HARARE - A total of 200 students at Peterhouse Boys School in Marondera have contracted collective diarrhoea, authorities confirmed on Tuesday.
The transmission mode has remained largely unknown so far but an immediate epidemiological investigation is being conducted to identify it.
Peterhouse is widely regarded as Zimbabwe’s top independent boarding school and one of the premier independent schools in southern Africa.
Since last week, students at the Anglican Christian boarding school developed symptoms with stomachache and diarrhoea.
The school is situated on two estates on either side of the main road between Harare and Mutare just outside Marondera and share two conservation areas, Calderwood Park and Gosho Park.
As of Tuesday, at least 200 students had been confirmed with the infectious diarrhoea at the boarding school.
The infected students have been sent for medical observation at home.
Authorities have conducted a comprehensive disinfection in the campus. Investigations into the incident are underway.
While food being cooked is proper, the source of the outbreak may be the water, according to officials.
This comes as Zimbabwe has recorded 12 confirmed cholera cases in the last two weeks alone, raising fears that the disease could yet strike again with a vengeance.
Peterhouse Boys, caters for approximately 500 boys from Form 1 to 6, all of whom are full-boarders.
One Peterhouse employee who spoke to the Daily News on condition of anonymity, said: “Children went home sometime back but some are returning. Maybe it is due to the chemicals that are used on the grounds that contaminated the water.”
A parent who declined to be named said his child had earlier refused to come home because he had not yet been affected.
But a fortnight ago, the boy had to be rushed to a Harare private hospital for treatment of diarrhoea and vomiting.
“We had heard of the cases at the school but only acted when our son called complaining of stomach cramps and diarrhoea,” the parent said.
Peterhouse rector, Howard Blackett, could not be reached for comment.
David Parirenyatwa, the minister of Health and Child Care, told the Daily News that the disease outbreak was not cholera.
“Right now I am in Japan but I was informed of the Peterhouse case. I am waiting for the full report of what is going on at the school,” Parirenyatwa said.
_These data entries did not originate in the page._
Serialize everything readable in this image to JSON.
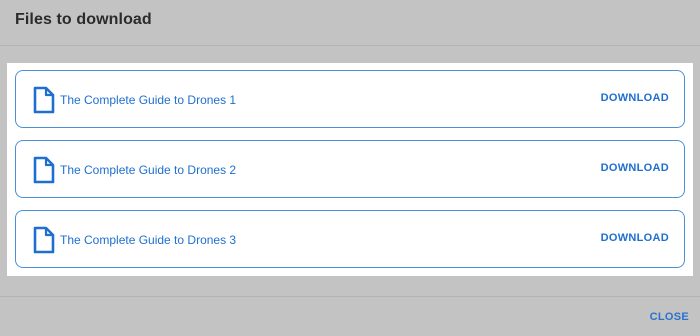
{
  "dialog": {
    "title": "Files to download",
    "close_label": "CLOSE"
  },
  "files": [
    {
      "name": "The Complete Guide to Drones 1",
      "action_label": "DOWNLOAD",
      "icon": "file-icon"
    },
    {
      "name": "The Complete Guide to Drones 2",
      "action_label": "DOWNLOAD",
      "icon": "file-icon"
    },
    {
      "name": "The Complete Guide to Drones 3",
      "action_label": "DOWNLOAD",
      "icon": "file-icon"
    }
  ],
  "colors": {
    "accent": "#1e6fd0",
    "border": "#4a90d9",
    "backdrop": "#c3c3c3",
    "panel": "#ffffff"
  }
}
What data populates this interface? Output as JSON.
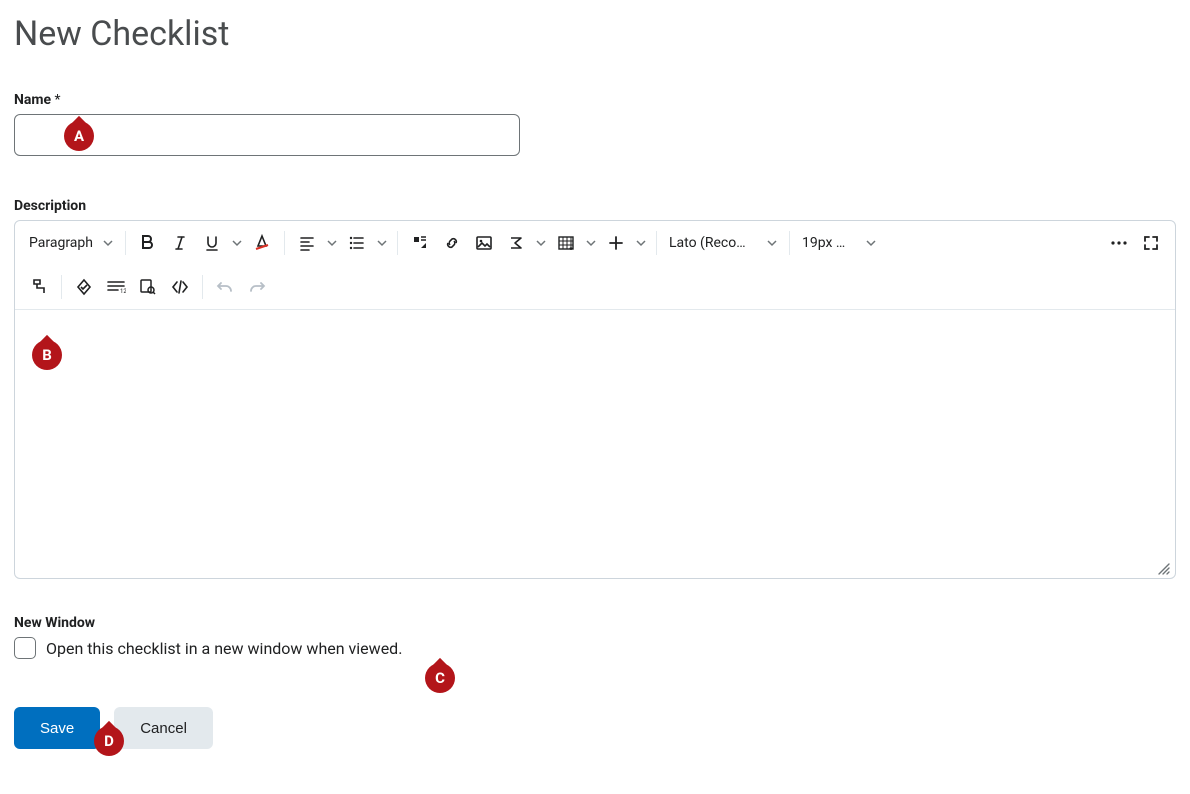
{
  "page": {
    "title": "New Checklist"
  },
  "fields": {
    "name_label": "Name",
    "name_required_marker": "*",
    "name_value": "",
    "description_label": "Description",
    "description_value": "",
    "new_window_heading": "New Window",
    "new_window_label": "Open this checklist in a new window when viewed."
  },
  "editor_toolbar": {
    "paragraph": "Paragraph",
    "font_family": "Lato (Recom…",
    "font_size": "19px …"
  },
  "actions": {
    "save": "Save",
    "cancel": "Cancel"
  },
  "annotations": {
    "a": "A",
    "b": "B",
    "c": "C",
    "d": "D"
  }
}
He said a team from the ministry of Health was investigating to find out whether the source of the diarrhoea was food poisoning or contaminated water.
Parirenyatwa said the bulk of the pupils were taken to Borradaile Hospital in Marondera for treatment.
Many Zimbabweans, particularly in urban areas where the water and sanitation infrastructure has collapsed completely, as well as communities along the country’s border with Mozambique were cholera is wreaking havoc, worry that President Robert Mugabe’s cash-strapped government has no capacity to stem the spread of the disease if it breaks out full scale.
About 5 000 confirmed cases and nearly 50 deaths have been reported in Mozambique since last Christmas, with observers saying the figures could be much higher given the difficulty of obtaining accurate information from the country’s remote rural areas.